We should never say that on the cross, the Father hated the Son. And yet, we can say—and must say if we are to make sense of the cry of dereliction in Matthew 27 and the curse language of Galatians 3—that Christ, bearing the imputed sin and guilt of his people, bore the wrath of God in our place. As Calvin says later, “If the effect of his shedding blood is that our sins are not imputed to us, it follows that God’s judgment was satisfied by that price” (Inst. 2.17.4).
We see something similar when we examine Hodge’s larger argument. In discussing the atonement, Hodge highlights two kinds of satisfaction. The one is “pecuniary or commercial,” as when a debtor pays the demands of his creditor in full. This is the quid pro quo (this for that) arrangement Hodge rejects. Christ does not satisfy our debt in a commercial sense, because in a commercial transaction all that matters is that the debt is paid. It doesn’t matter who pays it or how it gets paid, so long as the debt is covered. The claim of the creditor is upon the debt, not upon the person.
It’s hard to understand why Christ would ask for the cup to be taken from him unless he believed it to be the cup of God’s wrath that he would drink to the bitter dregs for sinners like us.
The other kind of satisfaction, and the kind Hodge approves, is “penal or forensic,” wherein Christ makes satisfaction not for a generic debt but for the sinner himself. Christ’s “death satisfied divine justice” because it “was a real adequate compensation for the penalty remitted and the benefits conferred.” True, as McCall points out, Hodge maintains that Christ “did not suffer either in kind or degree what sinners would have suffered.” But this should not be construed as an argument against penal substitution. For in the next sentence Hodge affirms, “In value, his sufferings infinitely transcended theirs. . . . So the humiliation, sufferings, and death of the eternal Son of God immeasurably transcended in worth and power the penalty which a world of sinners would have endured” (Systematic Theology, 2:470-71).

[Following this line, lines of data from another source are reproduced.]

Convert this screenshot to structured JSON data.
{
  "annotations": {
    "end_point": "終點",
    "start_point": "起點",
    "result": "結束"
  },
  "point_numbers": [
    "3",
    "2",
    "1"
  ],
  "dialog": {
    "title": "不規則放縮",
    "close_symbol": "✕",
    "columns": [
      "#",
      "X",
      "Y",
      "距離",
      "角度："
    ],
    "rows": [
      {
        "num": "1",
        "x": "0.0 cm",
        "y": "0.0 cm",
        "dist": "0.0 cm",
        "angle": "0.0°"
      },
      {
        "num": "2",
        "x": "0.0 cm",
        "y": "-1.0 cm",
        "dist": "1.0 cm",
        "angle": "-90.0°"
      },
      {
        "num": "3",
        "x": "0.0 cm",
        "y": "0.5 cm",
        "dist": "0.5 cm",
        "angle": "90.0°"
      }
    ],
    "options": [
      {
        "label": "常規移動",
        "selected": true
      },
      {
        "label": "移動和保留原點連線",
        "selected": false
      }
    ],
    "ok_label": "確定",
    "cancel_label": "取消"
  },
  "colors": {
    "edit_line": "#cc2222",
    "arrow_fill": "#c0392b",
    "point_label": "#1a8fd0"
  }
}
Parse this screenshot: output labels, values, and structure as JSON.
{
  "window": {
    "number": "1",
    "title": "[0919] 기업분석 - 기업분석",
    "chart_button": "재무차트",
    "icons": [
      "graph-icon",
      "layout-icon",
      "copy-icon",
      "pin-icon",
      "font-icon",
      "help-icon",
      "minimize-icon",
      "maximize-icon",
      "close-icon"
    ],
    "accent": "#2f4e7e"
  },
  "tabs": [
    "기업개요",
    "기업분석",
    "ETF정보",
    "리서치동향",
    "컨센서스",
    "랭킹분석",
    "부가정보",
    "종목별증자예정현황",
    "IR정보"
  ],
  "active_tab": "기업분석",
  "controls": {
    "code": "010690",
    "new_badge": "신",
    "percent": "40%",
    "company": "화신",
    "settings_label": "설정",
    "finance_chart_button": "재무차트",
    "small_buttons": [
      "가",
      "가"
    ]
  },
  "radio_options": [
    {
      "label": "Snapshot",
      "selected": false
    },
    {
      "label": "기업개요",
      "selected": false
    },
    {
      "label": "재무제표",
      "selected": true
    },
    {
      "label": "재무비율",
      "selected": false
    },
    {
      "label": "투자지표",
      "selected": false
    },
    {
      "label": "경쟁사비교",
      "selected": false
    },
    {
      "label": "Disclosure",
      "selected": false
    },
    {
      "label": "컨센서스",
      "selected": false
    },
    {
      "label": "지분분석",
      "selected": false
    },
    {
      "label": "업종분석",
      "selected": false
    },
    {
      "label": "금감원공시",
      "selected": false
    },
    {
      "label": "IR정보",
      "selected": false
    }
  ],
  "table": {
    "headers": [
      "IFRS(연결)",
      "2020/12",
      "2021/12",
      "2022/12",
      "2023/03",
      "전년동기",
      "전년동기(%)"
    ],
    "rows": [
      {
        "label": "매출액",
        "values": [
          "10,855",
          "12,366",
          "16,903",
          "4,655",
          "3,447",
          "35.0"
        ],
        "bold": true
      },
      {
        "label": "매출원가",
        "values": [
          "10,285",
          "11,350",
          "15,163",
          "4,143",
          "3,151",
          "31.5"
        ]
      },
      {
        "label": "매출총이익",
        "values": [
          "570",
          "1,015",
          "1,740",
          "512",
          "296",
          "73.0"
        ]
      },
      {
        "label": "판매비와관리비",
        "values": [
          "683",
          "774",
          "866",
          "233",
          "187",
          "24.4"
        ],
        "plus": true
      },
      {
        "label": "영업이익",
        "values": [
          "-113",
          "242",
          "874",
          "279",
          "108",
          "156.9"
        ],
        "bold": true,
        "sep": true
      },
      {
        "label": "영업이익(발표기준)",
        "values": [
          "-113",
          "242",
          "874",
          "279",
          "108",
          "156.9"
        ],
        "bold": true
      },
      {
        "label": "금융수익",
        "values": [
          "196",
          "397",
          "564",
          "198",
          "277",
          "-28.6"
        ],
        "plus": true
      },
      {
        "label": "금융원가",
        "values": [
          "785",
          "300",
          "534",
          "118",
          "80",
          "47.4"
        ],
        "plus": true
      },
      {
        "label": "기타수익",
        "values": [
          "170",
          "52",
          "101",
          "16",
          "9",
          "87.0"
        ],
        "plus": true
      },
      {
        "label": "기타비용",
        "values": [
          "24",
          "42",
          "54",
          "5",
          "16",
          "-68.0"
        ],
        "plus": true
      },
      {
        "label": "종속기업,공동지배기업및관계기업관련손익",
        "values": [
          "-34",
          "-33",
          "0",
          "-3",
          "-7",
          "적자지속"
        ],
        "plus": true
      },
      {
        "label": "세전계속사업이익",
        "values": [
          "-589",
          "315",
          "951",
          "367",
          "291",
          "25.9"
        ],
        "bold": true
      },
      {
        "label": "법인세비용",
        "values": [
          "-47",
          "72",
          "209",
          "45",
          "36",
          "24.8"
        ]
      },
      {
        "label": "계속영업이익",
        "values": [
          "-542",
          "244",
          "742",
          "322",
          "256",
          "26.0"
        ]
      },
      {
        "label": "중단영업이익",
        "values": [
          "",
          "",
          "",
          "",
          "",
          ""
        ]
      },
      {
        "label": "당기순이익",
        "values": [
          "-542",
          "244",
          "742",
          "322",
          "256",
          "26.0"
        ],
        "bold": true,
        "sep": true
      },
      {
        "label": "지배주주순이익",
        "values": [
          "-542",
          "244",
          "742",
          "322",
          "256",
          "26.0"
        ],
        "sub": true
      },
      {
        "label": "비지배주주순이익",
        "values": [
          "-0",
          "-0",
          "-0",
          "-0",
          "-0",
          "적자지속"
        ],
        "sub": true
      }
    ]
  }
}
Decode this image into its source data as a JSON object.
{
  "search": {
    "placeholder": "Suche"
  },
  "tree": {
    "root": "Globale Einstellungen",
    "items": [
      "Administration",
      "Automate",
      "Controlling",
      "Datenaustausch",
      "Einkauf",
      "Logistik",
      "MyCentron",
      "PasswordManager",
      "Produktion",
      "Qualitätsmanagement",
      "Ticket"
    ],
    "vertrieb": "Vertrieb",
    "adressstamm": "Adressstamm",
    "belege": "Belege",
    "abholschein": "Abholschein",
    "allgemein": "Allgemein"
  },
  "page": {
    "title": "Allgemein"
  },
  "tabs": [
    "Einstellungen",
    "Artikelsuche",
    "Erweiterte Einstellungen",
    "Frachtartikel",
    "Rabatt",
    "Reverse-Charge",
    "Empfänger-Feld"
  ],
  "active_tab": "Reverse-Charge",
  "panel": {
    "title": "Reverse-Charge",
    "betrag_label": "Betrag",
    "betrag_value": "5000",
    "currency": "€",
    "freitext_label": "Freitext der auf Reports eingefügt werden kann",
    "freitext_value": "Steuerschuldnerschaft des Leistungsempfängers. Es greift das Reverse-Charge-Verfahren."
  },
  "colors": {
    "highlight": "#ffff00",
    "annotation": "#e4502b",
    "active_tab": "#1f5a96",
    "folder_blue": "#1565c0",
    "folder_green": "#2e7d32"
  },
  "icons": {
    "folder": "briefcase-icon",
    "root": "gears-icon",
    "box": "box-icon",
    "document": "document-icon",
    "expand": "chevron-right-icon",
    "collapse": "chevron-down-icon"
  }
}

Hodge would agree with McCall’s point that Christ did not suffer exactly what sinners deserve, but would McCall agree with Hodge that Christ suffered the weight of what sinners deserved? More to the point, would he agree with Hodge’s understanding of forensic satisfaction? “The essence of the penalty of the divine law,” Hodge writes, “is the manifestation of God’s displeasure, the withdrawal of the divine favor. This Christ suffered in our stead. He bore the wrath of God.” For sinners this would lead to “hopeless perdition,” but for Christ it meant “a transient hiding of the Father’s face” (473). And lest this be confused with a breach of Trinitarian relations, Hodges makes clear that the “satisfaction of Christ” was a “matter of covenant between the Father and the Son” (472).
Granted, McCall is from the Wesleyan-Arminian tradition, so he may deny all that Calvin and Hodge affirm. But at the very least, they show us a way to deny what McCall wants to deny—a crass Father versus Son Trinitarian breach—while still affirming a wrath-satisfying, God-appeasing, Father-turns-his-face-away penal substitutionary atonement. Whether this way is a better way is beyond scope of this post. But for my part, it’s hard to understand why Christ would ask for the cup to be taken from him unless he believed it to be the cup of God’s wrath that he would drink to the bitter dregs for sinners like us.